Who is our audience, and how can we communicate most effectively with them? Do we wish to inspire? Do we wish to inform? Do we wish to mobilize? There is no longer one audience, nor does one message fit all media. The Church needs an array of media to communicate effectively with the world today.

3. The medium must be worthy of the message

The Good News of the Gospel will set us free, but it is not to be marketed like a consumer product or adapted without thought to the razzle-dazzle of new technologies. It is not propaganda. It is not spin. While the Church embraces new means of communication, she must not be enslaved by trends nor edit her message to be more popular or fashionable.

4. Invite, don’t push

Increasingly, people are overwhelmed by digital communications. Their inboxes are full. They do not have time for websites. Finding effective ways to get the Church’s message in front of people without being aggressive is a constant challenge. Our challenge is always to invite: “Come and see.” Or as we might put the invitation now: “opt in.”

4. Bring together, don’t tear apart

Whether it is a newspaper, a podcast, a Facebook post, or a tweet, remember it has the power to bind us together or drive us apart. Communication tools enable us to encounter one another if used gently and thoughtfully.

6. The personal is public

In today’s media, be mindful of appropriate boundaries and realize that what we might think is a personal opinion can be misconstrued as the opinion of the Church, creating possible scandal or confusion.

7. Prudence is always a virtue

When communicating via the immediacy of social media, ask yourself if you would use these words or this tone if speaking face to face with someone. Social media enables the rapid response, but not necessarily the Christian one. It never hurts to pause, even to say a prayer, before responding.

8. It’s a two-way street

Communication is not just talk. It demands listening. Both new and old forms of communication allow us to hear from others—letters to the editor, email addresses, texts. The power of all media is that they allow us to hear from our audience directly. The power of digital media is that they allow us to hear from our audience rapidly. It is incumbent upon communicators to commit themselves to listen if they want to be heard. This is what dialogue looks like.

9. Virtual is not the same as in-person

Pope Francis often warns that virtual community is not the same as flesh-and-blood community. A live-streamed Mass is not the same spiritual encounter as attending Mass in the presence of Christ and the community of believers. Likewise, digital communication is not a substitute for face-to-face encounters. Our communication should always be an opportunity for encountering and accompanying another.

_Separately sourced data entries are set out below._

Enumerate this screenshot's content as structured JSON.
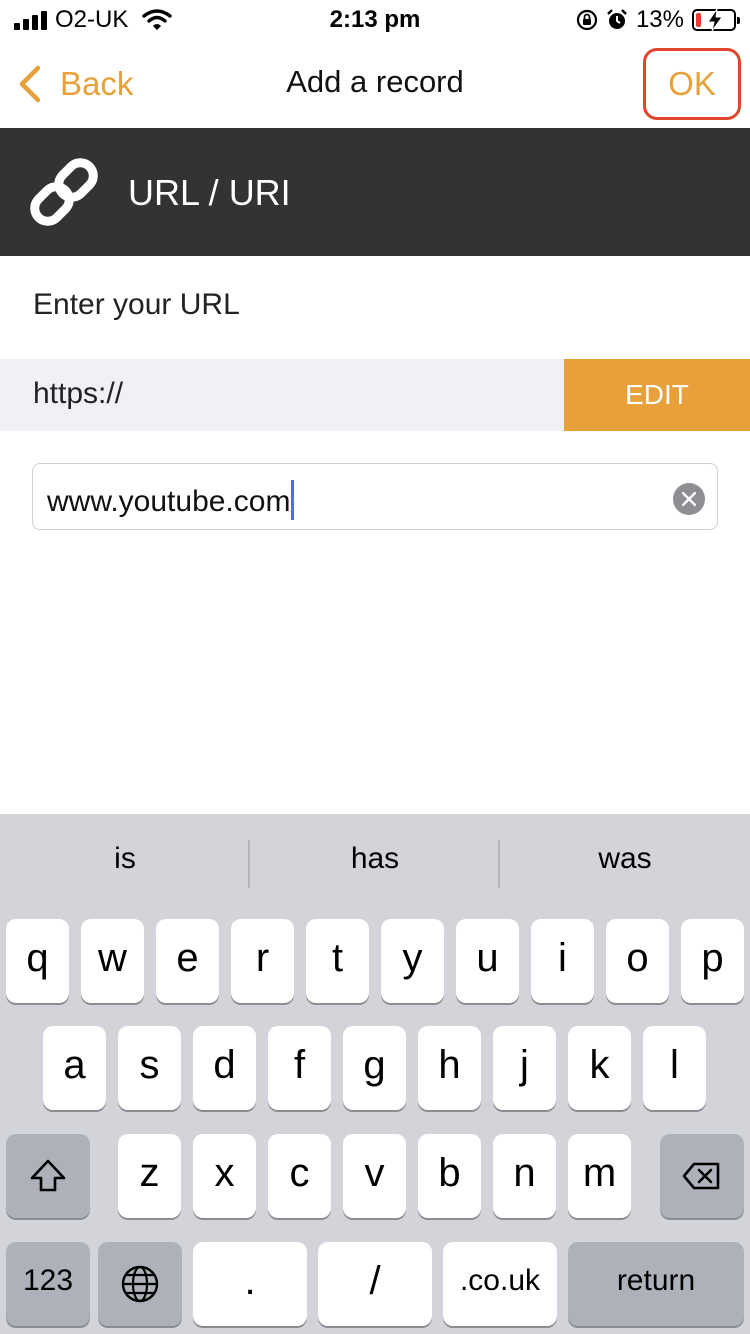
{
  "status_bar": {
    "carrier": "O2-UK",
    "time": "2:13 pm",
    "battery_percent": "13%",
    "battery_level": 0.13,
    "icons": [
      "signal-icon",
      "wifi-icon",
      "rotation-lock-icon",
      "alarm-icon",
      "battery-charging-icon"
    ]
  },
  "nav": {
    "back_label": "Back",
    "title": "Add a record",
    "ok_label": "OK"
  },
  "record_type": {
    "icon": "link-icon",
    "title": "URL / URI"
  },
  "form": {
    "prompt": "Enter your URL",
    "prefix": "https://",
    "edit_label": "EDIT",
    "url_value": "www.youtube.com"
  },
  "keyboard": {
    "suggestions": [
      "is",
      "has",
      "was"
    ],
    "row1": [
      "q",
      "w",
      "e",
      "r",
      "t",
      "y",
      "u",
      "i",
      "o",
      "p"
    ],
    "row2": [
      "a",
      "s",
      "d",
      "f",
      "g",
      "h",
      "j",
      "k",
      "l"
    ],
    "row3": [
      "z",
      "x",
      "c",
      "v",
      "b",
      "n",
      "m"
    ],
    "numbers_label": "123",
    "dot_label": ".",
    "slash_label": "/",
    "domain_label": ".co.uk",
    "return_label": "return"
  },
  "colors": {
    "accent": "#e8a03b",
    "highlight_border": "#e0452f",
    "header_bg": "#333333",
    "keyboard_bg": "#d2d4da",
    "caret": "#3478f6",
    "battery_low": "#e63b2e"
  }
}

10. Above all else, see Christ first, and strive to see Christ in one another

In this way, we live up to that most blessed title, “brothers and sisters in the Lord.”

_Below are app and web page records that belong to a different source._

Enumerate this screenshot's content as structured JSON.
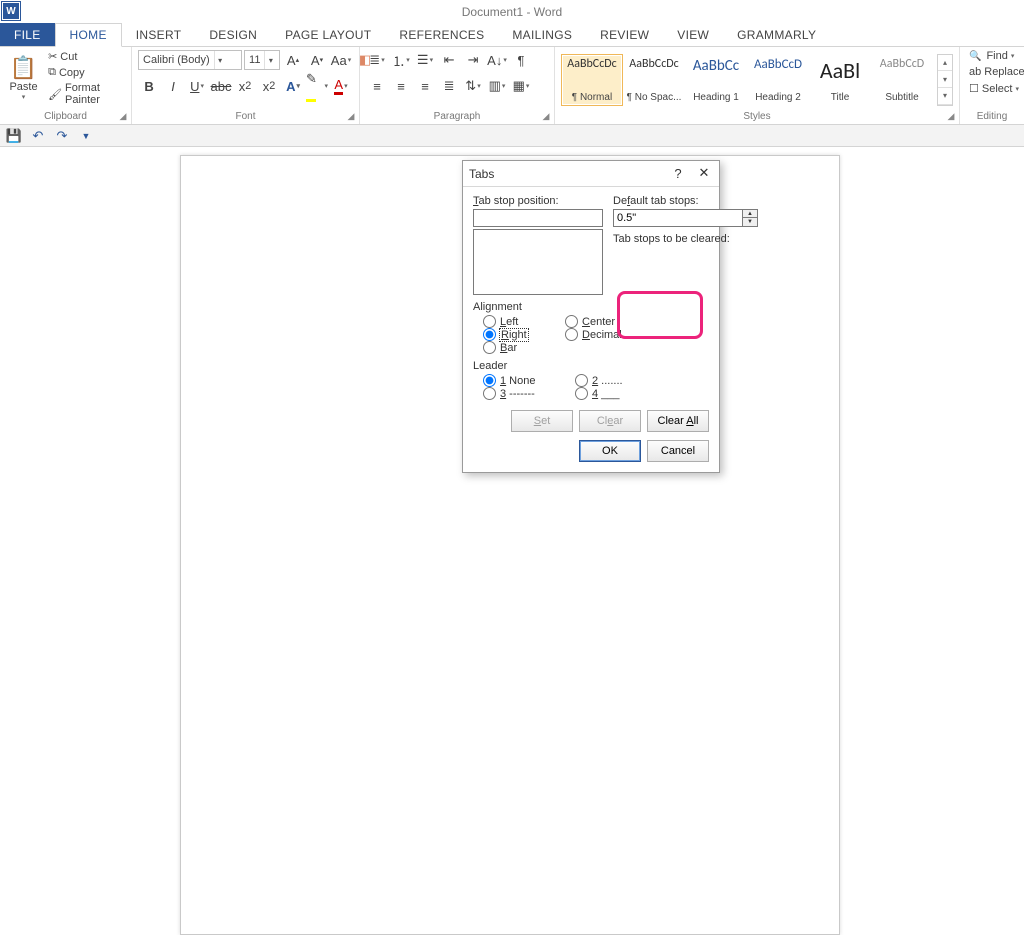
{
  "app": {
    "title": "Document1 - Word",
    "icon_letter": "W"
  },
  "tabs": {
    "file": "FILE",
    "home": "HOME",
    "insert": "INSERT",
    "design": "DESIGN",
    "pagelayout": "PAGE LAYOUT",
    "references": "REFERENCES",
    "mailings": "MAILINGS",
    "review": "REVIEW",
    "view": "VIEW",
    "grammarly": "GRAMMARLY"
  },
  "clipboard": {
    "paste": "Paste",
    "cut": "Cut",
    "copy": "Copy",
    "format_painter": "Format Painter",
    "label": "Clipboard"
  },
  "font": {
    "name": "Calibri (Body)",
    "size": "11",
    "label": "Font"
  },
  "paragraph": {
    "label": "Paragraph"
  },
  "styles": {
    "label": "Styles",
    "items": [
      {
        "preview": "AaBbCcDc",
        "name": "¶ Normal",
        "size": "12",
        "color": "#333"
      },
      {
        "preview": "AaBbCcDc",
        "name": "¶ No Spac...",
        "size": "12",
        "color": "#333"
      },
      {
        "preview": "AaBbCc",
        "name": "Heading 1",
        "size": "15",
        "color": "#2b579a"
      },
      {
        "preview": "AaBbCcD",
        "name": "Heading 2",
        "size": "13",
        "color": "#2b579a"
      },
      {
        "preview": "AaBl",
        "name": "Title",
        "size": "22",
        "color": "#222"
      },
      {
        "preview": "AaBbCcD",
        "name": "Subtitle",
        "size": "12",
        "color": "#888"
      }
    ]
  },
  "editing": {
    "label": "Editing",
    "find": "Find",
    "replace": "Replace",
    "select": "Select"
  },
  "dialog": {
    "title": "Tabs",
    "tab_stop_position_label": "Tab stop position:",
    "default_label": "Default tab stops:",
    "default_value": "0.5\"",
    "to_clear_label": "Tab stops to be cleared:",
    "alignment_label": "Alignment",
    "align": {
      "left": "Left",
      "center": "Center",
      "right": "Right",
      "decimal": "Decimal",
      "bar": "Bar"
    },
    "leader_label": "Leader",
    "leader": {
      "none": "1 None",
      "dots": "2 .......",
      "dashes": "3 -------",
      "under": "4 ___"
    },
    "buttons": {
      "set": "Set",
      "clear": "Clear",
      "clear_all": "Clear All",
      "ok": "OK",
      "cancel": "Cancel"
    }
  }
}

Facing challenges

Which of the above issues challenges you the most?

Click below for an audio version of this post.

Challenges of the “ten suggestions”